As noted in our original Law-Now, this decision has particular relevance to the increasing trend of globalisation among expert services firms and to professional services firms more generally. Such a trend is particularly notable in the construction and engineering sphere to which Secretariat belongs. Expansion is often the result of mergers between existing local practices, bringing with it the very real potential for instructions from multiple parties to an international dispute. As in the present case, such merged entities are typically marketed as a single firm with a unified management structure and a “global presence”.

The Court of Appeal’s reasoning poses a clear risk for such a business that undertakings to avoid conflicts of interests will be interpreted to apply globally across all of its companies.
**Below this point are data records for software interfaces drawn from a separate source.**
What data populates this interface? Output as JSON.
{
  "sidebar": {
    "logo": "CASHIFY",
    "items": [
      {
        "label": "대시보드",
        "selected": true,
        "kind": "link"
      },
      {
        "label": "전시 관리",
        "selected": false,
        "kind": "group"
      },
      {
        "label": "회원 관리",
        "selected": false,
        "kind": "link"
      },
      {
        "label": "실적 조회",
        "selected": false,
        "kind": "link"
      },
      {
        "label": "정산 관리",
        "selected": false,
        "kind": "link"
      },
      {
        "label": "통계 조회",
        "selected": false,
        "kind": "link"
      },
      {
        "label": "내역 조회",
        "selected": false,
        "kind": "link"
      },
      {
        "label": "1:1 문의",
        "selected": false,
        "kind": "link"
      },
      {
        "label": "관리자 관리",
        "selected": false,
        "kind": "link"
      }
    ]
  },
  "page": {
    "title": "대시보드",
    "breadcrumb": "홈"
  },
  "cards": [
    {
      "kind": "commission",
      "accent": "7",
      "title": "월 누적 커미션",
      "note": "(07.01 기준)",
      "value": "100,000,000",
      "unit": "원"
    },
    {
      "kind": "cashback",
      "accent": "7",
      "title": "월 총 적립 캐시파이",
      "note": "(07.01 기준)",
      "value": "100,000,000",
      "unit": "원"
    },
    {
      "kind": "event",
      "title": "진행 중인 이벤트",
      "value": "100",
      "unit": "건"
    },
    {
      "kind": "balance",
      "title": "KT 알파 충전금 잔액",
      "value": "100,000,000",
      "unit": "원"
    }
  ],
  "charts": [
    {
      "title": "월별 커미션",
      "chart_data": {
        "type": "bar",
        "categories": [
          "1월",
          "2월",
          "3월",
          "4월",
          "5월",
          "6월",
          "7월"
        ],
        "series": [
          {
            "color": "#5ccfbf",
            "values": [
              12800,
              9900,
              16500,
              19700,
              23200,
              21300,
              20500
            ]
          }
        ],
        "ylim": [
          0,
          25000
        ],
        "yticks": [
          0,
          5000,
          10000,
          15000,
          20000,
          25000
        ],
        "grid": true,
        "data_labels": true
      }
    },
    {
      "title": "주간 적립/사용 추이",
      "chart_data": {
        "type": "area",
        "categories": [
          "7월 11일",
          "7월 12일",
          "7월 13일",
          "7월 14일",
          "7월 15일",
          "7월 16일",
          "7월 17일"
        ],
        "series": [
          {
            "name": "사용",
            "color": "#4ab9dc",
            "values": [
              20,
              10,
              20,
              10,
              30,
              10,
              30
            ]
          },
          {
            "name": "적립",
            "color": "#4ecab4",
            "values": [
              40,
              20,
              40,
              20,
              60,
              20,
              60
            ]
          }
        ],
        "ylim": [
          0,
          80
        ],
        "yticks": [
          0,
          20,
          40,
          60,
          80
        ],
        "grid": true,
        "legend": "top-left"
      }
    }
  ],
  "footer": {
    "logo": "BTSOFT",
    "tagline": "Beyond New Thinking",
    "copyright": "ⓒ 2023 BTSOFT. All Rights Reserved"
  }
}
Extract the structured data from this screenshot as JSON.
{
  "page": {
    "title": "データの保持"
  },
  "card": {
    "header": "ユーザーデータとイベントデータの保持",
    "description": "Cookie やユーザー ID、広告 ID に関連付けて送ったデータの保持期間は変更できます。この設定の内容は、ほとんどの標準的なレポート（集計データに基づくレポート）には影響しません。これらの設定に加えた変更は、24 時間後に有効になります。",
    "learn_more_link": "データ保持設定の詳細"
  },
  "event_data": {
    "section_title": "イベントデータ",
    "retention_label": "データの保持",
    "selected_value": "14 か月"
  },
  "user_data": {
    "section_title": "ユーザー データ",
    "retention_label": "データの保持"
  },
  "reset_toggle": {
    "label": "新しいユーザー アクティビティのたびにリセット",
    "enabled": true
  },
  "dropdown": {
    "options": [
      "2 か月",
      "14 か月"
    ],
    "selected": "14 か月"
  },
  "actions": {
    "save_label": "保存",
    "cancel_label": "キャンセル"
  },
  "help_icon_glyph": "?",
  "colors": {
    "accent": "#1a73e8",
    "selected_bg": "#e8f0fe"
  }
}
The Court acknowledged that appointments could be drafted to avoid this result, with such undertakings being limited to a specific company only. However, as the Court also noted: “Whether, if it does so, it will secure the instruction, is another matter.”

The Court’s reluctance to extend fiduciary obligations into expert witness appointments will be welcomed by many. The TCC’s reasoning on this point was potentially applicable across the board to expert appointments of a general nature to assist a party in court or arbitration proceedings. Fiduciary obligations extend beyond mere duties of loyalty and, if upheld by the Court of Appeal, this is likely to have been an area of uncertainty productive of further disputes.

By contrast, the Court of Appeal’s decision is firmly rooted in the individual circumstances of the Secretariat appointment and the terms agreed with the developer. In substance, the Court of Appeal’s decision seems to be that when the express terms of the appointment were read against the factual matrix of Secretariat’s marketing the proper construction and interpretation of the appointment was (i) the conflicts undertaking was given in respect of the entire group and (ii) that the signatory was acting as agent for the entire group. Such circumstances may, of course, differ in future cases. The basis of the Court of Appeal’s decision means that it is open to international professional services firms to ensure that the express terms of their engagement avoid the conclusions reached in this case. In doing so there are two issues to address, first, whether any conflicts warranty or undertaking, is given in respect of the signatory or the entire group, and second, whether the signatory executes the terms of engagement for the entire group. Companies and firms wishing to avoid a similar result will need to deal with both of these issues, as the first might give rise to a liability for the signatory (even for conflicts generated by non-signatories) and the second a liability for non-signatories.


Secretariat Consulting PTE Ltd & Ors v A Company [2021] EWCA Civ 6. 

A v B [2020] EWHC 809 (TCC).